The Day – “Local family opens home, hearts to Ukrainian student”

December 17, 2022

When the Zickmann family of Lebanon received an email that host families were being sought for students from Ukraine, they talked about the possibility.

Susan Zickmann recalled her husband, whose parents fled Nazi Germany for the United States during World War II, telling her that the family should volunteer. She knew he was right. “He was very sensitive to the plight of war and what that does to a country and all the families,” Zickmann said of her husband.

Steve and Susan Zickmann, parents to St. Bernard students Gabby, 17, and Zack, 15, this summer opened their home to 17-year-old Roman Shalyha. The Zickmanns and the Shalyhas met through a video call before Roman left his home. Shalyha’s 5-year-old brother even made an appearance when he ran into the frame a few times. “We met his family and they were all so nice and seemed kind of like us,” Zickmann said. “Just a close family.” Before Russia invaded Ukraine in February 2022, Roman was taking classes in a Wisconsin high school.
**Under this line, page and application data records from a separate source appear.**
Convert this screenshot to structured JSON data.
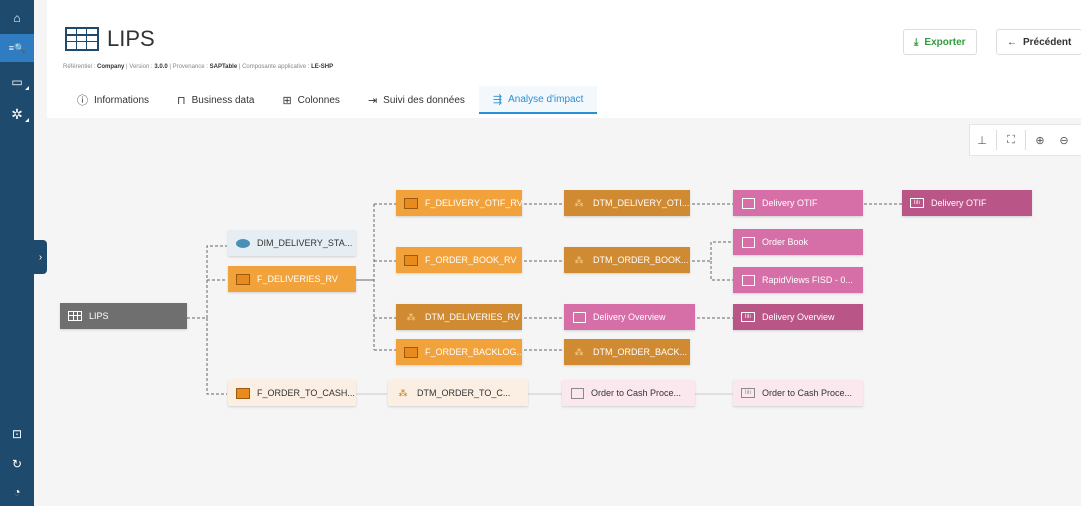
{
  "rail": {
    "items": [
      {
        "icon": "home-icon",
        "glyph": "⌂"
      },
      {
        "icon": "search-list-icon",
        "glyph": "≡🔍"
      },
      {
        "icon": "card-icon",
        "glyph": "▭"
      },
      {
        "icon": "network-icon",
        "glyph": "✲"
      },
      {
        "icon": "import-icon",
        "glyph": "⊡"
      },
      {
        "icon": "refresh-icon",
        "glyph": "↻"
      },
      {
        "icon": "gauge-icon",
        "glyph": "◔"
      }
    ],
    "expander_glyph": "›"
  },
  "header": {
    "title": "LIPS",
    "meta": {
      "referentiel_label": "Référentiel :",
      "referentiel_value": "Company",
      "version_label": "Version :",
      "version_value": "3.0.0",
      "provenance_label": "Provenance :",
      "provenance_value": "SAPTable",
      "composante_label": "Composante applicative :",
      "composante_value": "LE-SHP",
      "sep": "|"
    },
    "export_label": "Exporter",
    "prev_label": "Précédent",
    "tabs": [
      {
        "label": "Informations",
        "icon": "info-icon",
        "glyph": "ⓘ"
      },
      {
        "label": "Business data",
        "icon": "briefcase-icon",
        "glyph": "⊓"
      },
      {
        "label": "Colonnes",
        "icon": "grid-icon",
        "glyph": "⊞"
      },
      {
        "label": "Suivi des données",
        "icon": "lineage-icon",
        "glyph": "⇥"
      },
      {
        "label": "Analyse d'impact",
        "icon": "impact-icon",
        "glyph": "⇶"
      }
    ],
    "active_tab": 4
  },
  "graph": {
    "nodes": [
      {
        "id": "lips",
        "label": "LIPS",
        "kind": "table",
        "style": "gray"
      },
      {
        "id": "dim_delivery",
        "label": "DIM_DELIVERY_STA...",
        "kind": "db",
        "style": "lightblue"
      },
      {
        "id": "f_deliveries",
        "label": "F_DELIVERIES_RV",
        "kind": "box",
        "style": "orange"
      },
      {
        "id": "f_order_to_cash",
        "label": "F_ORDER_TO_CASH...",
        "kind": "box",
        "style": "cream"
      },
      {
        "id": "f_delivery_otif",
        "label": "F_DELIVERY_OTIF_RV",
        "kind": "box",
        "style": "orange"
      },
      {
        "id": "f_order_book",
        "label": "F_ORDER_BOOK_RV",
        "kind": "box",
        "style": "orange"
      },
      {
        "id": "dtm_deliveries",
        "label": "DTM_DELIVERIES_RV",
        "kind": "dtm",
        "style": "brown"
      },
      {
        "id": "f_order_backlog",
        "label": "F_ORDER_BACKLOG...",
        "kind": "box",
        "style": "orange"
      },
      {
        "id": "dtm_order_to_cash",
        "label": "DTM_ORDER_TO_C...",
        "kind": "dtm",
        "style": "cream"
      },
      {
        "id": "dtm_delivery_otif",
        "label": "DTM_DELIVERY_OTI...",
        "kind": "dtm",
        "style": "brown"
      },
      {
        "id": "dtm_order_book",
        "label": "DTM_ORDER_BOOK...",
        "kind": "dtm",
        "style": "brown"
      },
      {
        "id": "delivery_overview_r",
        "label": "Delivery Overview",
        "kind": "report",
        "style": "pink"
      },
      {
        "id": "dtm_order_back",
        "label": "DTM_ORDER_BACK...",
        "kind": "dtm",
        "style": "brown"
      },
      {
        "id": "order_to_cash_proc1",
        "label": "Order to Cash Proce...",
        "kind": "report",
        "style": "blush"
      },
      {
        "id": "delivery_otif_r",
        "label": "Delivery OTIF",
        "kind": "report",
        "style": "pink"
      },
      {
        "id": "order_book",
        "label": "Order Book",
        "kind": "report",
        "style": "pink"
      },
      {
        "id": "rapidviews",
        "label": "RapidViews FISD - 0...",
        "kind": "report",
        "style": "pink"
      },
      {
        "id": "delivery_overview_d",
        "label": "Delivery Overview",
        "kind": "dash",
        "style": "mauve"
      },
      {
        "id": "order_to_cash_proc2",
        "label": "Order to Cash Proce...",
        "kind": "dash",
        "style": "blush"
      },
      {
        "id": "delivery_otif_d",
        "label": "Delivery OTIF",
        "kind": "dash",
        "style": "mauve"
      }
    ]
  }
}
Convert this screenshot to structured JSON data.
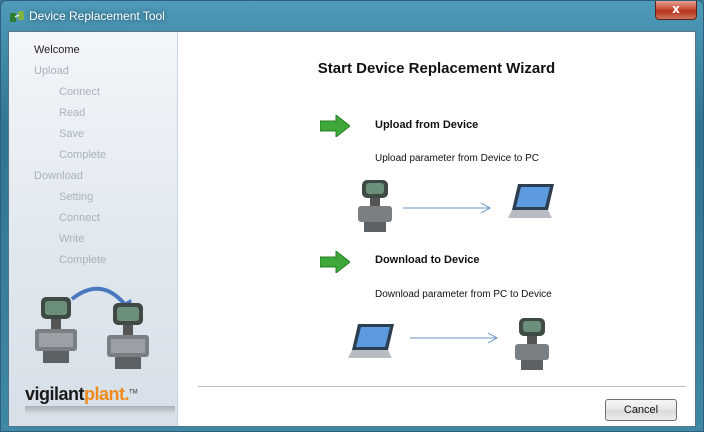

With the war looming large, Shalyha left his family and home country to continue his education in the United States. He stayed until late May, when he went to Ukraine to acquire a visa so he could return to the U.S. for the next school year. His father helped connect him with Saint Bernard School in Uncasville through an agency in Ukraine that helps students study abroad.

Once the school got word that Shalyha and other students were looking for help, St. Bernard reached out to Derby-based Apex International Education Partners. The school relies on AIEP to help make arrangements for all its international students. Shalyha and five other Ukrainian students arrived here this past summer to attend Saint Bernard. In the time since his arrival, Shalyha has been getting accustomed to his host family, a new school and a new way of life.

While host families who take in the students receive a monthly stipend of $500 funded by donations, AIEP is responsible for each student’s insurance costs and handling the logistics of “homestay,” which is a period abroad spent in the home of a local family. Saint Bernard waived all tuition costs and fees for the students — including textbooks and uniforms — and provides meal credits and a laptop to each student at no cost.

A connection through food

When Shalyha arrived in Lebanon, his new host siblings pulled out a yearbook and started giving him a rundown of the school. They showed them faces he should know, and some he should stay away from. The family has helped him pick up on American customs and expressions through “lively” dinner conversations. Shalyha lived in Kyiv, the capital city of Ukraine, so rural life was foreign to him.

Shalyha learned about the traditions of turkey and sweet potatoes, too, as they celebrated his first Thanksgiving together. “They were really friendly with me and they were helping me to kinda get into a new community here,” Shalyha said. Susan Zickmann explained that the three teenagers all have different personalities and are in different grades. This combination, inherently, creates challenges within the household, but Zickmann said the family has worked together to do what’s best for everyone.

Shalyha said he tried cross country as an extracurricular activity, but it wasn’t for him. Since then, he’s participated with the Math Honor Society and started the Ukrainian Culture Club, where he can talk about “Ukrainian culture, language and just everything about my country.”

Zickmann said Shalyha is “mature for his age,” which can sometimes make it difficult to connect with other kids. While his club activity at school helps, he and Zickmann have made a connection through food. The two grocery shop and cook meals together, such as fish and Ukrainian perogies, a time she enjoys sharing. The two have also worked together in a soup kitchen.

“He’s really great with adults, he’s great with kids too, but he has a very different reality than the kids here,” Zickmann said of Shalyha. “So I think it’s nice to have that time together. He’s been great.” He said he talks to his family, who have since moved out of Kyiv, by phone whenever they have access to electricity.

“Yeah, it’s pretty difficult, because [I miss] them,” Shalyha said. He said the time difference has made it difficult, especially when Russia first invaded Ukraine. Shalyha said he didn’t sleep much that night as he tried calling his family over and over. “I guess (it’s) the same (as) with COVID. You get used to it,” Shalyha said of the war. “You’re still being stressful and scared, but you’re hoping for better.”

Shalyha tries to focus on his studies the best he can, even as his first Christmas in the U.S. is drawing near. As an 11th grader in Ukraine, he would be in his last year of school. That is not the case in the U.S., so Shalyha is studying for an exam at the end of the year, which covers all his school subjects, to allow him to graduate. He said he has his sights set on medical school after high school, but is unsure if he’ll be able to return to the Ukraine by then.

Shalyha said the New Year celebration is larger than Christmas in his home country, but he’s already learning the ways of an American Christmas. He learned that Santa uses reindeer to travel from home to home. He got a chance to cut down a Christmas tree. He said the gift-giving tradition is not as grand in Ukraine as it is here.

Zickmann knows, though, that Shalyha is excited to have gifts with his name on them. “I have seen him kind of giddy with things in the advent calendar or looking at presents under the tree,” Zickmann said. “So it’s fun to see some levity in his life.”

Article Reference:

Kevin Arnold, The Day, New London, Conn.